The Costa Rican Bishops' Conference lamented a ruling by the Constitutional Chamber of the nation's Supreme Court which mandated legal same-sex marriage in the country.
“In a democratic and pluralistic society like ours, legal recognition can be given to persons of the same sex that live together,” the bishops said. However, they continued, it would be “unjust if such recognition would claim to equate same sex unions with marriage.”
“Wanting to not discriminate against homosexual people does not authorize the State to confound the natural order of marriage and the family,” the bishops warned.
In a 6-1 vote on August 8, Chamber IV of the Costa Rican Supreme Court struck down a provision prohibiting marriage “between persons of the same sex” and gave the National Assembly 18 months to adopt legislation recognizing same-sex unions.
The decision was issued in response to a legal petition challenging the constitutionality of Article 14, Subsection 6 in the Code on the Family.
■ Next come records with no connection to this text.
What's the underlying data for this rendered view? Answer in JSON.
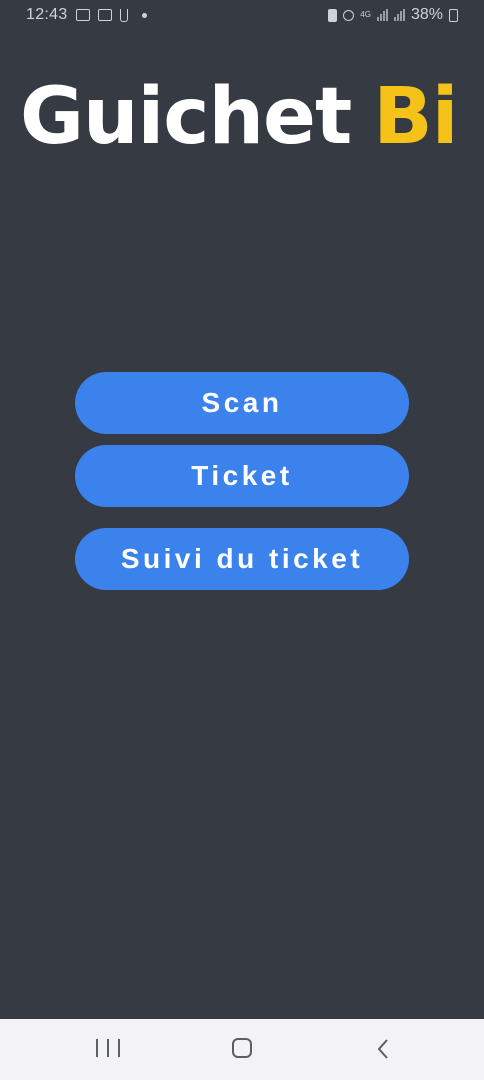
{
  "status_bar": {
    "time": "12:43",
    "network_type": "4G",
    "battery_percent": "38%",
    "icons": [
      "gallery-icon",
      "image-icon",
      "usb-icon",
      "notification-dot-icon",
      "mute-icon",
      "alarm-icon",
      "signal-icon",
      "signal-icon",
      "battery-icon"
    ]
  },
  "logo": {
    "part1": "Guichet",
    "part2": "Bi",
    "color_primary": "#ffffff",
    "color_accent": "#f5c21a"
  },
  "buttons": {
    "scan": "Scan",
    "ticket": "Ticket",
    "tracking": "Suivi du ticket"
  },
  "colors": {
    "background": "#363a43",
    "button": "#3b82ec",
    "nav_bar": "#f3f3f5"
  },
  "nav_bar": {
    "items": [
      "recents-icon",
      "home-icon",
      "back-icon"
    ]
  }
}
The legal challenge was filed by the former president of the Diversity Movement, Marco Castillo, and by the lesbian couple Laura Flores-Eztrada Pimentel and Jazmín Elizondo.
“We reiterate our respect for the Costa Rican legal order, but we deplore that the Constitutional Chamber did not dismiss the petition…thus calling into question the origin and natural function of the family,” the bishops' conference said in an Aug. 9 statement.
The Costa Rican bishops' conference recalled the words of Pope Francis, who said in his apostolic exhortation Amoris Laetitia, “Same sex unions may not simply be equated with marriage. No union that is temporary or closed to the transmission of life can ensure the future of society.”
“No one can think that the weakening of the family as that natural society founded on marriage will prove beneficial to society as a whole. The contrary is true: it poses a threat to the mature growth of individuals, the cultivation of community values and the moral progress of cities and countries,” the pope said in that document.
In their statement, the bishops noted that “the Church maintains her conviction that the family continues to be, and always will be, the basic cell of society because in it the future citizens of all of society are procreated and brought up.”
“The family possesses a specific and original social dimension as a primary place of interpersonal relationships, the primary and vital cell of society: it is a natural institution, the foundation of people's lives and the prototype of every social organization,” they stated.
Therefore, the bishops concluded, “it is clear in the natural order of things, that family, the basic cell of society, is founded on monogamous and heterosexual marriage from whose conjugal love are generated children, and therefore deserves the protection of the State.”